And it was all because of the neighbor's cat. Evil got his name that August.
We began to chase Evil away from our house and keep the kitties inside all the time. They were sad. What do kitties know? They just knew we were somehow punishing them, not letting them roll on the hot cement and lay in the cool wet grass.
We petitioned the neighbor to keep her cat inside, pointing towards Honey's shaved rear end and her white scar. She said she would try, but she really said no. Evil still roamed our neighborhood. So the kitties stayed inside.
Evil still wanted to murder Honey, though. He took to leaping up to the windows where she slept, soaking in the sun, and scratching through the screen to get at her. R. started squirting Evil with the kitchen sink hose through our kitchen window, trying to keep him away.
I wanted bad things to happen to Evil. I really did. I was angry about the way he constantly made trouble. The way he'd made Honey suffer for the entire month of August. If I saw him outside I would stomp towards him and yell. I would make hissing noises and growl at him. I really began to hate that cat.
Then, a couple months later, after R. got a water gun to squirt Evil with, I just didn't care as much anymore. Our kitties were safe inside and Evil mostly stayed away, although we could occasionally hear him hissing at our cats through our screen door.
Then, last night, R. called after I got out of class to tell me that Evil was run over by a car. His voice was flat and somehow lonely. I asked him if he was ok, and he said, yeah, in a toneless kind of way.
He said that he'd been the one to spot Evil lying in the street, motionless, in a way that R. knew meant he was dead. He said that our other neighbor, M., told Evil's mom. R. and M. ended up cleaning up the spot in the street where Evil had been run over. He said, Do you remember all those times I said I'd never shed a tear for that cat?
Yes, I answered. I do.
I lied, he said.
Today, as I was driving to work, I was thinking about Evil, and how much I had wanted harm to come to him. And how that feeling had faded with time, and how I hardly even thought about him anymore. How sad I felt for Evil's mom, because it is a hard thing to lose your pet this way, and it is even harder to tell your four and five year old boys that their kitty has gone away. It's hard to drive past the stain on the white concrete of our street and not feel sad for the cat we didn't like. I told people at work who remembered Honey's ordeal and they said, good, that bad cat deserved what it got. I wondered about what I really felt about Evil now. How I felt like I was glad he was gone. How I was glad the other kitties could return to peacefully wandering about the neighborhood. How Honey could go outside to eat grass again. How the neighbor boys didn't have a kitty anymore.

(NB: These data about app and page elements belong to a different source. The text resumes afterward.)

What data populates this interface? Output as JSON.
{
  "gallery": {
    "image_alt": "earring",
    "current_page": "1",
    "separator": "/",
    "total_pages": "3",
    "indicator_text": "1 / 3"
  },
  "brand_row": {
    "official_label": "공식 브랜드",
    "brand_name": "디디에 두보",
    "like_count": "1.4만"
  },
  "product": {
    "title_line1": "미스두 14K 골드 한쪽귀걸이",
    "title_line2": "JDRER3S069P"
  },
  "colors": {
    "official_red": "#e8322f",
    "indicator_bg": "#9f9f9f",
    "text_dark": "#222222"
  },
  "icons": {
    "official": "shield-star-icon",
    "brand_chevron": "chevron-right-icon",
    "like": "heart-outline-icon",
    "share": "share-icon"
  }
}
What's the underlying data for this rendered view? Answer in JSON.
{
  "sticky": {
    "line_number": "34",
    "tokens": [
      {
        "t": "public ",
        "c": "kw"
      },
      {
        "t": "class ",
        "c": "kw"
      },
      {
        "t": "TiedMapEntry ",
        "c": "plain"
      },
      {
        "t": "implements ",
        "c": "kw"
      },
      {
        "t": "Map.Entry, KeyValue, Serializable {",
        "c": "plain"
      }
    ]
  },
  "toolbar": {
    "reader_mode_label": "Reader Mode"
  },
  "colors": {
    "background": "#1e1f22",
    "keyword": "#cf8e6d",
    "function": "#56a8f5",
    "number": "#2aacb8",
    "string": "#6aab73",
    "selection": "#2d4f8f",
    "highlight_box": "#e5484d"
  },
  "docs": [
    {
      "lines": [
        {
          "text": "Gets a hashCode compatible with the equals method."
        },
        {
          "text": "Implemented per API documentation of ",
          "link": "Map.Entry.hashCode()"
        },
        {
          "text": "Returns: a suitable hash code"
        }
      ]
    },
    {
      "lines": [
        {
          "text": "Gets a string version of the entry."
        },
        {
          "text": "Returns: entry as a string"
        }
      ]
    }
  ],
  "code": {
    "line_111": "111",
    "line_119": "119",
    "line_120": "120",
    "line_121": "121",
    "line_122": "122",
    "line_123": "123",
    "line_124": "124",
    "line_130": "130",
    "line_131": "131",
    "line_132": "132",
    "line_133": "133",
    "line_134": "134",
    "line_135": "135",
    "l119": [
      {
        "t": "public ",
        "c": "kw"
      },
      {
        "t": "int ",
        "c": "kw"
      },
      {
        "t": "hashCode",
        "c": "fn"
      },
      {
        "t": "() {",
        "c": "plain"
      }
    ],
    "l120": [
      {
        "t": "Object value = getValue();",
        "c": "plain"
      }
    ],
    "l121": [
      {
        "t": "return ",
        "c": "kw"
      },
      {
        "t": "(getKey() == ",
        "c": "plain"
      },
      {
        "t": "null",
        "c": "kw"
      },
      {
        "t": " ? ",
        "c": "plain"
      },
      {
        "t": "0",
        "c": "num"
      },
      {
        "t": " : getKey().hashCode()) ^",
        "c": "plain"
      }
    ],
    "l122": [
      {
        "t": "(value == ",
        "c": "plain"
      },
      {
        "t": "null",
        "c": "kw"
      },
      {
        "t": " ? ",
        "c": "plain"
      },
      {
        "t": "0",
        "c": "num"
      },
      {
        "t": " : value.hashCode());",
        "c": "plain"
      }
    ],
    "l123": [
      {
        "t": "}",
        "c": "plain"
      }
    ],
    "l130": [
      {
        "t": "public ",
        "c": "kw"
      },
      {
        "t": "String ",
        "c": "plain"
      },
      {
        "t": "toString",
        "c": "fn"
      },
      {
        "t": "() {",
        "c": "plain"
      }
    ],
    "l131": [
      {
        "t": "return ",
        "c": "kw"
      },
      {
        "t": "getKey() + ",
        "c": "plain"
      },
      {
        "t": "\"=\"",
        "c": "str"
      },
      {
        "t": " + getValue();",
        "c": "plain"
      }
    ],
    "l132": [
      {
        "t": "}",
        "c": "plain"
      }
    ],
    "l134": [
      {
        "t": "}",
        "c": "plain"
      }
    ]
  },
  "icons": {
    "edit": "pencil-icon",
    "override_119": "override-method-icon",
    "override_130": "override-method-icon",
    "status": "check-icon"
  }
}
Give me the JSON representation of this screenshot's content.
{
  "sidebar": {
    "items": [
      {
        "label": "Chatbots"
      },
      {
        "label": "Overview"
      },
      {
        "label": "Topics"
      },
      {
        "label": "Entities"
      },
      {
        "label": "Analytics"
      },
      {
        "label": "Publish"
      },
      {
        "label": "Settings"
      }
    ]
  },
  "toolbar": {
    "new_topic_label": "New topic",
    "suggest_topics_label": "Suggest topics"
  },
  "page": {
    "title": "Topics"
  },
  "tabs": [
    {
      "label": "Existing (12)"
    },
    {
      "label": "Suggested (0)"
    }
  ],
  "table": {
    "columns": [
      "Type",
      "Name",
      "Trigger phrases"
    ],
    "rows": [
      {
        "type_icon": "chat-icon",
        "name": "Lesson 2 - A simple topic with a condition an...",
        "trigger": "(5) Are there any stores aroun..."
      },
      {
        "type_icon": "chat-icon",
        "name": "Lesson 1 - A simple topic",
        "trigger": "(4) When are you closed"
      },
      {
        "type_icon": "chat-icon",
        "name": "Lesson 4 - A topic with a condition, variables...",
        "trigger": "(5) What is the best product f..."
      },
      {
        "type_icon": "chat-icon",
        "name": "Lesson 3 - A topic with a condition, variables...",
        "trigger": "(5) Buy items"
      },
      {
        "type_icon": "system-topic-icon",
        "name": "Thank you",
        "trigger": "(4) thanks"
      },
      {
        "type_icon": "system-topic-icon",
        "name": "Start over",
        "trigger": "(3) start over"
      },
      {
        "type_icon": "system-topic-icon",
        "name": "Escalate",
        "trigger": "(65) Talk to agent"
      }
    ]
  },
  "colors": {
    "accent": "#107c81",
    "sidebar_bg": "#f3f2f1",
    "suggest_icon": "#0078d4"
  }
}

I came home from work in the newly restored sunlight of seven o'clock. I parked my car, sitting for a moment to listen to the radio, catching the little glimpse of ocean at the end of our street. I opened the car door to see a Buddhist monk walking down the street, smiling. I said Hi.